The defense minister also commented on the regular phenomenon of Palestinians flying kites and helium balloons laden with burning material and incendiary devices into Israeli territory. These daily airborne arson attacks have already burned thousands of acres of farmland, forests and parks, according to Israeli officials.
“We are succeeding in shooting down two-thirds of the kites and balloons, despite the increase in the use of this weapon by Hamas,” Liberman said, referring to a military drone program that has intercepted hundreds of incoming flaming contraptions.
“We are coming up with a solution for the other third that are still being launched,” Liberman said.
He warned the Palestinians flying these incendiary kites and balloons that Israel would not tolerate the situation for much longer.
“They are pulling the rope too tight, and eventually that rope will break,” Liberman said.
The defense minister accused the terror group of stealing the helium that is meant to be used in Gaza hospitals to help run MRI machines to power the incendiary balloons.
“Hamas is taking advantage of the Gaza Strip’s medical network in the nastiest and most cynical way,” Liberman said.
“Instead of the helium going to the sick patients that need it for MRIs, [Hamas] is using it for balloons to set fire to fields here,” he said.
The defense minister called on residents of the Gaza Strip to pressure Hamas into returning the Israeli captives and stopping its terror activities.
“Gaza residents, you have effectively become captives of the Hamas regime. You can build a better future for your children, you can get all the humanitarian, economic and civilian aid — but first kick out the Hamas regime,” he said.
“We request again and ask you, put pressure on the leaders of Hamas to return the captives and fallen soldiers. This will ensure humanitarian and economic aid for all residents of Gaza. To my dismay, so long as the Hamas regime continues, the chance for coexistence, partnership and a better future for the residents of Gaza simply will not occur,” he said.
As Israeli ministers and defense officials discuss the future of the Gaza Strip and its humanitarian conditions, Liberman and the IDF’s top brass have found themselves on opposite sides of the argument.
Israeli military officials have called for Israel to ease the situation in Gaza by providing additional aid and other benefits to the beleaguered coastal enclave.
Liberman has said he does not believe this will have a real impact on the security situation.

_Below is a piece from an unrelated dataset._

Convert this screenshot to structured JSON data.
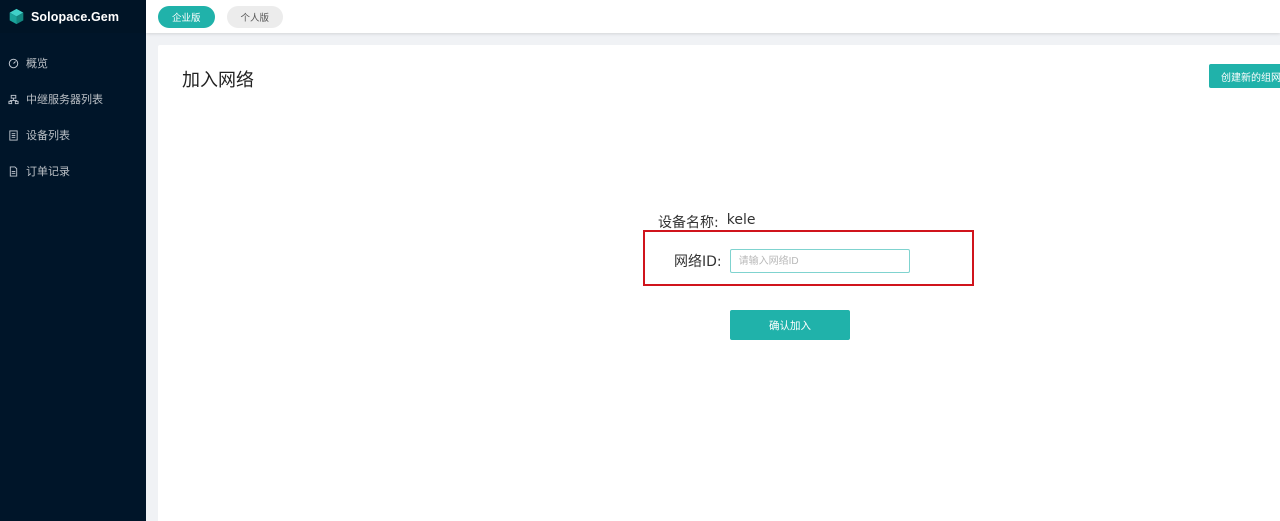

“Whoever thinks that improving the civilian and humanitarian reality in Gaza will prevent the kites and fire is wrong and is misleading [people],” Liberman said last week.
On Tuesday, the defense minister blamed the poor living conditions in Gaza on the Palestinian Authority and its president Mahmoud Abbas, also known as Abu Mazen.
Hamas took control of Gaza from the PA in 2007 in a violent coup.
Since then, the PA has been engaged in a conflict with Hamas and uses the power that it has over Gaza — mostly in the form of tax money — in order to exert pressure over its rival.
The PA has cut payments to Gaza-based officials. It has also refused to pay for the coastal enclave’s electricity, as has Hamas, leaving Gaza residents in the dark for all but a few hours of the day.
“What I don’t hear from figures in the media or from public figures in Israel is who is responsible, who made the situation deteriorate. I’ll remind you that despite the Ramadan holiday, despite everything, Abu Mazen has barely paid half the salaries for April, to say nothing of May and nothing of the cuts he continues to make for the welfare system, the healthcare system for Gaza residents,” Liberman said.
“And yet he’s the one running to the International Criminal Court, to the UN Security Council, to the UN General Assembly to blame Israel. The person ruining this situation and trying to play both sides is first and foremost Abu Mazen,” he said.